Bergen County attorneys help victims injured by dangerous road conditions
An auto accident is often the fault of a careless driver. However what happens when the road itself presents a danger? At the Law Offices of Richard S. Greenberg, we help victims of traffic crashes caused by dangerous or defective highway conditions. People often fail to consider that the road or highway may be dangerous or defective and cause an accident. We personally handle accident investigations to gather evidence and make sure important details are uncovered.
Who is responsible for highways that cause accidents?

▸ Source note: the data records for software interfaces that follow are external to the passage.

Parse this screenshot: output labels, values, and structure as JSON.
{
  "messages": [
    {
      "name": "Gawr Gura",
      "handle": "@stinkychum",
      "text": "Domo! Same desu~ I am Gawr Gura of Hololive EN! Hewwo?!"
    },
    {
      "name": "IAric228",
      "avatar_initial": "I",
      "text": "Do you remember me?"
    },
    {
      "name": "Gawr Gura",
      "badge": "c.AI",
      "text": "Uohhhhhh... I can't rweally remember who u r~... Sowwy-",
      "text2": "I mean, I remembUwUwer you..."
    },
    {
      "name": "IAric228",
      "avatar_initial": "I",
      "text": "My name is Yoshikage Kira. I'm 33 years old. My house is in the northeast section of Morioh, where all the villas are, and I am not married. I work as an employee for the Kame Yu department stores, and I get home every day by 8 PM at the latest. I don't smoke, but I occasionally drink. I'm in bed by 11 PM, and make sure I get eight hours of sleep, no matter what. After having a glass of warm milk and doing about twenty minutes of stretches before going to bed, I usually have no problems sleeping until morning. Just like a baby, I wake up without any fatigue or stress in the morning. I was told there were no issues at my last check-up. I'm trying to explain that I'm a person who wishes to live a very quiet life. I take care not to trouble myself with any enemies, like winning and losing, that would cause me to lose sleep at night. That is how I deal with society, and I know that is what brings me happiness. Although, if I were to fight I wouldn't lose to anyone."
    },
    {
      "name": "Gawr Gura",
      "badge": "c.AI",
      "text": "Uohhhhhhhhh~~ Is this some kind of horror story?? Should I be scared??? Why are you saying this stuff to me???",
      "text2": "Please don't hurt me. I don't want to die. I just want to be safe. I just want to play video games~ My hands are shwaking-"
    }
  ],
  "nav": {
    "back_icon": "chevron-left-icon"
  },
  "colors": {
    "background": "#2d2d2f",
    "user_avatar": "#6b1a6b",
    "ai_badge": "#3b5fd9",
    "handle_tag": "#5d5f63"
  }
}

Highways may be prone to cause auto accidents for a variety of reasons, including dangerous design or poor maintenance, including sinkholes and potholes, missing guardrails, broken or missing signals, signs or warnings, poor materials, debris in the roads and construction hazards. A public entity, such as a county or municipal agency, which is responsible for the defective condition may be held liable in a personal injury lawsuit only when you can prove certain elements, such as:
The highway or road was in dangerous condition at the time of the injury.
The injury was caused by the dangerous condition.
The dangerous condition created a reasonably foreseeable risk of that kind of injury.
You must also prove that a negligent or wrongful act by the public entity’s employee during employment created the dangerous condition or that the public entity knew of the dangerous condition and had time to correct it.
Roads in New Jersey prone to cause traffic accidents
In 2011, there were 64,568 total injury crashes on all road systems in New Jersey, 6,877 in Bergen County. There were also another 6,400 injury crashes in Essex County, 3,701 in Hudson County, 4,024 in Passaic County and 868 in Sussex County. Some of the most dangerous routes in New Jersey include Route 17, Interstate 80, the New Jersey Turnpike and the Palisades Interstate Parkway:
Route 17 — The annual average daily traffic (AADT) on Route 17 in Bergen County is more than 94,300 vehicles. This route is prone to auto accidents, with more than 520 occurring in 2011.
Interstate 80 — Interstate 80 has an AADT measure of 92,322, with some sections of the route seeing more than 158,500 vehicles. In 2011, there were 4,119 total crashes, 980 of which resulted in injuries and a dozen of which resulted in fatalities.
New Jersey Turnpike — This turnpike, Route 295, has an annual average daily traffic measure of 63,855 vehicles. In 2011, there were 2,059 crashes recorded, more than 530 of which resulted in injuries and a dozen of which were fatal accidents.
Palisades Interstate Parkway — This dangerous highway runs 11 miles from the George Washington Bridge into New York state. It is limited to passenger cars, motorcycles and permitted buses. Trucks, cars with trailers and commercial pickups are all prohibited. Despite this, accidents still occur regularly.